Data items
Start of Block

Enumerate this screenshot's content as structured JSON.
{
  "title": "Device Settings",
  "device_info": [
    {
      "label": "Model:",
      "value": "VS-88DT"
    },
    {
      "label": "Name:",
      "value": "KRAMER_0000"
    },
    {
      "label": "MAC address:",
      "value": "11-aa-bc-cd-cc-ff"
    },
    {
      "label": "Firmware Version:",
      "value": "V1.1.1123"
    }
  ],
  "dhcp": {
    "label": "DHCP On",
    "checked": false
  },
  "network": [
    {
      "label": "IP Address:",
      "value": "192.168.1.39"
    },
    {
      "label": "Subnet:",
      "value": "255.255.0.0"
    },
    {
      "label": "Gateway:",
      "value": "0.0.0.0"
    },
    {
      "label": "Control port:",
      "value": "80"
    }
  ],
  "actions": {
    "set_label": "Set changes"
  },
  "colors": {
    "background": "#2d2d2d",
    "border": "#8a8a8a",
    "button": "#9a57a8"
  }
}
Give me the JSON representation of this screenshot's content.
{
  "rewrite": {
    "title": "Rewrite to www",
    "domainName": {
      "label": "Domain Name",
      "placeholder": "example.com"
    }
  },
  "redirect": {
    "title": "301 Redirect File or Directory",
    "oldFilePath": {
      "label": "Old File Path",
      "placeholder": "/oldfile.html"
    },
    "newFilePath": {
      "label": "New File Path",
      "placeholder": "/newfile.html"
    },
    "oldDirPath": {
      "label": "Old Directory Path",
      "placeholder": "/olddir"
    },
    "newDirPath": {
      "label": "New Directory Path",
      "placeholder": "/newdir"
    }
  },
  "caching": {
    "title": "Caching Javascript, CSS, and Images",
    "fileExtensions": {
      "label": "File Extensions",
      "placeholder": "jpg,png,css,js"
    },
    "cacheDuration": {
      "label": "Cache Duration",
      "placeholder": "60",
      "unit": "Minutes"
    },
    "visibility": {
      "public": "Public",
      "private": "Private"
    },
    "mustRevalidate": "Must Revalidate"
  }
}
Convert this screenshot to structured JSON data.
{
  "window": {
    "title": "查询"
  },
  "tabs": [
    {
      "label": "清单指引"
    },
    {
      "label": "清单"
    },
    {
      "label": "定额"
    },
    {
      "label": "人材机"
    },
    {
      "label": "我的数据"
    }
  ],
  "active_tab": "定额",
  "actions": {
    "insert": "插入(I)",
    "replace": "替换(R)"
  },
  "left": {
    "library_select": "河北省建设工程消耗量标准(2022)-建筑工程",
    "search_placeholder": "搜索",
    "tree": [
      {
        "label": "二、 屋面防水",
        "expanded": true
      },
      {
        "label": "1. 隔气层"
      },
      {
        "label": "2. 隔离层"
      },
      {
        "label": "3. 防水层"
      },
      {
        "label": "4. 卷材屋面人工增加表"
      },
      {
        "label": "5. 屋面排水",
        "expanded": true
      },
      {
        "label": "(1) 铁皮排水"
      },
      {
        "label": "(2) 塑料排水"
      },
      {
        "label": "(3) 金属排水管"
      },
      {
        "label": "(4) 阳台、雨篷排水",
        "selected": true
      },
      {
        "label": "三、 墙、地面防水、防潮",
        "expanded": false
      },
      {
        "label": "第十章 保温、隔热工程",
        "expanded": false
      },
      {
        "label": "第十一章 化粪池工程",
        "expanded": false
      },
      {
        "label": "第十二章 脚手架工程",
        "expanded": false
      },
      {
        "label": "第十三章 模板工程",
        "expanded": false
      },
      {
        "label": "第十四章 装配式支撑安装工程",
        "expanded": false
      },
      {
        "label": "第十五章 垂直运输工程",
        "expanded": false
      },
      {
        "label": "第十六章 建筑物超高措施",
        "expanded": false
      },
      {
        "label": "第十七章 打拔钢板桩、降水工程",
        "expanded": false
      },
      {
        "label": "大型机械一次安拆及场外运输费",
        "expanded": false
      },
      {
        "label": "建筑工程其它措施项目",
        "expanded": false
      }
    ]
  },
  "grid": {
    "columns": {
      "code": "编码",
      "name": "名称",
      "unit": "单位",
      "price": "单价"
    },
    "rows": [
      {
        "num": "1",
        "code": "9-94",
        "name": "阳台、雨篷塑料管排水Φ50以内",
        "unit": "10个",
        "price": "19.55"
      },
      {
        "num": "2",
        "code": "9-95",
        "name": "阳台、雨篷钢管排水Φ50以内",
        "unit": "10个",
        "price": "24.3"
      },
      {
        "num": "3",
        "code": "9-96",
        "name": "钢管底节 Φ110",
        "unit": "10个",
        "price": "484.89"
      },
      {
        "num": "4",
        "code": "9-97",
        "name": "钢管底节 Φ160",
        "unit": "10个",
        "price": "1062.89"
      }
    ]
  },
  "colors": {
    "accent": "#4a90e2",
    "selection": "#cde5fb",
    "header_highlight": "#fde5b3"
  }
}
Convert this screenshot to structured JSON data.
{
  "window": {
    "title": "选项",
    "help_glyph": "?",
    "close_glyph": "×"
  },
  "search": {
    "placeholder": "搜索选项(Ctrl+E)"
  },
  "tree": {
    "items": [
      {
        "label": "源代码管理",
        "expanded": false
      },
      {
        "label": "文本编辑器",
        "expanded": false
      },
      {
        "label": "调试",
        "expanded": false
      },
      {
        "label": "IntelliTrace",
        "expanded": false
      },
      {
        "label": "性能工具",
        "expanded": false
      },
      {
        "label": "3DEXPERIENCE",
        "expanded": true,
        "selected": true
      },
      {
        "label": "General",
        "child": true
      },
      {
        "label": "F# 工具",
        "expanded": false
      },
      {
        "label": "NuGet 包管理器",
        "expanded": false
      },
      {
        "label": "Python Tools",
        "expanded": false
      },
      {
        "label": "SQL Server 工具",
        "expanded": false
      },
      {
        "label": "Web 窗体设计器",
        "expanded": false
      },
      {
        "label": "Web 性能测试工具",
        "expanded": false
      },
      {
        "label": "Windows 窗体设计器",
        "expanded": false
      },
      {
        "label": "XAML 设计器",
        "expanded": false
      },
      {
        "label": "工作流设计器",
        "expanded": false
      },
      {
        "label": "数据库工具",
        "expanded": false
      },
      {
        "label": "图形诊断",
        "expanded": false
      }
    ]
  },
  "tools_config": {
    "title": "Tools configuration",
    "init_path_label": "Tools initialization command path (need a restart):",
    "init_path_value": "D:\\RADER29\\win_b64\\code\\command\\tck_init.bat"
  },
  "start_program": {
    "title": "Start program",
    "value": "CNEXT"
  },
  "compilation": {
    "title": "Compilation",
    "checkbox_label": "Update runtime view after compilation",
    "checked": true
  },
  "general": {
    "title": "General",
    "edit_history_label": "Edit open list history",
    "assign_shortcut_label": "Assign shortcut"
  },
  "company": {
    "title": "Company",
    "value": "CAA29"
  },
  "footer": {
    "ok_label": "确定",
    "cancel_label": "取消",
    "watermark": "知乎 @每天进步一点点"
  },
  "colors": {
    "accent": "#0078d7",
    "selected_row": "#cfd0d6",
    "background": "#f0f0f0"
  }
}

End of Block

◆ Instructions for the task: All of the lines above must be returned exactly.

◆ Written response:
Enumerate this screenshot's content as structured JSON.
{
  "title": "Device Settings",
  "device_info": [
    {
      "label": "Model:",
      "value": "VS-88DT"
    },
    {
      "label": "Name:",
      "value": "KRAMER_0000"
    },
    {
      "label": "MAC address:",
      "value": "11-aa-bc-cd-cc-ff"
    },
    {
      "label": "Firmware Version:",
      "value": "V1.1.1123"
    }
  ],
  "dhcp": {
    "label": "DHCP On",
    "checked": false
  },
  "network": [
    {
      "label": "IP Address:",
      "value": "192.168.1.39"
    },
    {
      "label": "Subnet:",
      "value": "255.255.0.0"
    },
    {
      "label": "Gateway:",
      "value": "0.0.0.0"
    },
    {
      "label": "Control port:",
      "value": "80"
    }
  ],
  "actions": {
    "set_label": "Set changes"
  },
  "colors": {
    "background": "#2d2d2d",
    "border": "#8a8a8a",
    "button": "#9a57a8"
  }
}
Give me the JSON representation of this screenshot's content.
{
  "rewrite": {
    "title": "Rewrite to www",
    "domainName": {
      "label": "Domain Name",
      "placeholder": "example.com"
    }
  },
  "redirect": {
    "title": "301 Redirect File or Directory",
    "oldFilePath": {
      "label": "Old File Path",
      "placeholder": "/oldfile.html"
    },
    "newFilePath": {
      "label": "New File Path",
      "placeholder": "/newfile.html"
    },
    "oldDirPath": {
      "label": "Old Directory Path",
      "placeholder": "/olddir"
    },
    "newDirPath": {
      "label": "New Directory Path",
      "placeholder": "/newdir"
    }
  },
  "caching": {
    "title": "Caching Javascript, CSS, and Images",
    "fileExtensions": {
      "label": "File Extensions",
      "placeholder": "jpg,png,css,js"
    },
    "cacheDuration": {
      "label": "Cache Duration",
      "placeholder": "60",
      "unit": "Minutes"
    },
    "visibility": {
      "public": "Public",
      "private": "Private"
    },
    "mustRevalidate": "Must Revalidate"
  }
}
Convert this screenshot to structured JSON data.
{
  "window": {
    "title": "查询"
  },
  "tabs": [
    {
      "label": "清单指引"
    },
    {
      "label": "清单"
    },
    {
      "label": "定额"
    },
    {
      "label": "人材机"
    },
    {
      "label": "我的数据"
    }
  ],
  "active_tab": "定额",
  "actions": {
    "insert": "插入(I)",
    "replace": "替换(R)"
  },
  "left": {
    "library_select": "河北省建设工程消耗量标准(2022)-建筑工程",
    "search_placeholder": "搜索",
    "tree": [
      {
        "label": "二、 屋面防水",
        "expanded": true
      },
      {
        "label": "1. 隔气层"
      },
      {
        "label": "2. 隔离层"
      },
      {
        "label": "3. 防水层"
      },
      {
        "label": "4. 卷材屋面人工增加表"
      },
      {
        "label": "5. 屋面排水",
        "expanded": true
      },
      {
        "label": "(1) 铁皮排水"
      },
      {
        "label": "(2) 塑料排水"
      },
      {
        "label": "(3) 金属排水管"
      },
      {
        "label": "(4) 阳台、雨篷排水",
        "selected": true
      },
      {
        "label": "三、 墙、地面防水、防潮",
        "expanded": false
      },
      {
        "label": "第十章 保温、隔热工程",
        "expanded": false
      },
      {
        "label": "第十一章 化粪池工程",
        "expanded": false
      },
      {
        "label": "第十二章 脚手架工程",
        "expanded": false
      },
      {
        "label": "第十三章 模板工程",
        "expanded": false
      },
      {
        "label": "第十四章 装配式支撑安装工程",
        "expanded": false
      },
      {
        "label": "第十五章 垂直运输工程",
        "expanded": false
      },
      {
        "label": "第十六章 建筑物超高措施",
        "expanded": false
      },
      {
        "label": "第十七章 打拔钢板桩、降水工程",
        "expanded": false
      },
      {
        "label": "大型机械一次安拆及场外运输费",
        "expanded": false
      },
      {
        "label": "建筑工程其它措施项目",
        "expanded": false
      }
    ]
  },
  "grid": {
    "columns": {
      "code": "编码",
      "name": "名称",
      "unit": "单位",
      "price": "单价"
    },
    "rows": [
      {
        "num": "1",
        "code": "9-94",
        "name": "阳台、雨篷塑料管排水Φ50以内",
        "unit": "10个",
        "price": "19.55"
      },
      {
        "num": "2",
        "code": "9-95",
        "name": "阳台、雨篷钢管排水Φ50以内",
        "unit": "10个",
        "price": "24.3"
      },
      {
        "num": "3",
        "code": "9-96",
        "name": "钢管底节 Φ110",
        "unit": "10个",
        "price": "484.89"
      },
      {
        "num": "4",
        "code": "9-97",
        "name": "钢管底节 Φ160",
        "unit": "10个",
        "price": "1062.89"
      }
    ]
  },
  "colors": {
    "accent": "#4a90e2",
    "selection": "#cde5fb",
    "header_highlight": "#fde5b3"
  }
}
Convert this screenshot to structured JSON data.
{
  "window": {
    "title": "选项",
    "help_glyph": "?",
    "close_glyph": "×"
  },
  "search": {
    "placeholder": "搜索选项(Ctrl+E)"
  },
  "tree": {
    "items": [
      {
        "label": "源代码管理",
        "expanded": false
      },
      {
        "label": "文本编辑器",
        "expanded": false
      },
      {
        "label": "调试",
        "expanded": false
      },
      {
        "label": "IntelliTrace",
        "expanded": false
      },
      {
        "label": "性能工具",
        "expanded": false
      },
      {
        "label": "3DEXPERIENCE",
        "expanded": true,
        "selected": true
      },
      {
        "label": "General",
        "child": true
      },
      {
        "label": "F# 工具",
        "expanded": false
      },
      {
        "label": "NuGet 包管理器",
        "expanded": false
      },
      {
        "label": "Python Tools",
        "expanded": false
      },
      {
        "label": "SQL Server 工具",
        "expanded": false
      },
      {
        "label": "Web 窗体设计器",
        "expanded": false
      },
      {
        "label": "Web 性能测试工具",
        "expanded": false
      },
      {
        "label": "Windows 窗体设计器",
        "expanded": false
      },
      {
        "label": "XAML 设计器",
        "expanded": false
      },
      {
        "label": "工作流设计器",
        "expanded": false
      },
      {
        "label": "数据库工具",
        "expanded": false
      },
      {
        "label": "图形诊断",
        "expanded": false
      }
    ]
  },
  "tools_config": {
    "title": "Tools configuration",
    "init_path_label": "Tools initialization command path (need a restart):",
    "init_path_value": "D:\\RADER29\\win_b64\\code\\command\\tck_init.bat"
  },
  "start_program": {
    "title": "Start program",
    "value": "CNEXT"
  },
  "compilation": {
    "title": "Compilation",
    "checkbox_label": "Update runtime view after compilation",
    "checked": true
  },
  "general": {
    "title": "General",
    "edit_history_label": "Edit open list history",
    "assign_shortcut_label": "Assign shortcut"
  },
  "company": {
    "title": "Company",
    "value": "CAA29"
  },
  "footer": {
    "ok_label": "确定",
    "cancel_label": "取消",
    "watermark": "知乎 @每天进步一点点"
  },
  "colors": {
    "accent": "#0078d7",
    "selected_row": "#cfd0d6",
    "background": "#f0f0f0"
  }
}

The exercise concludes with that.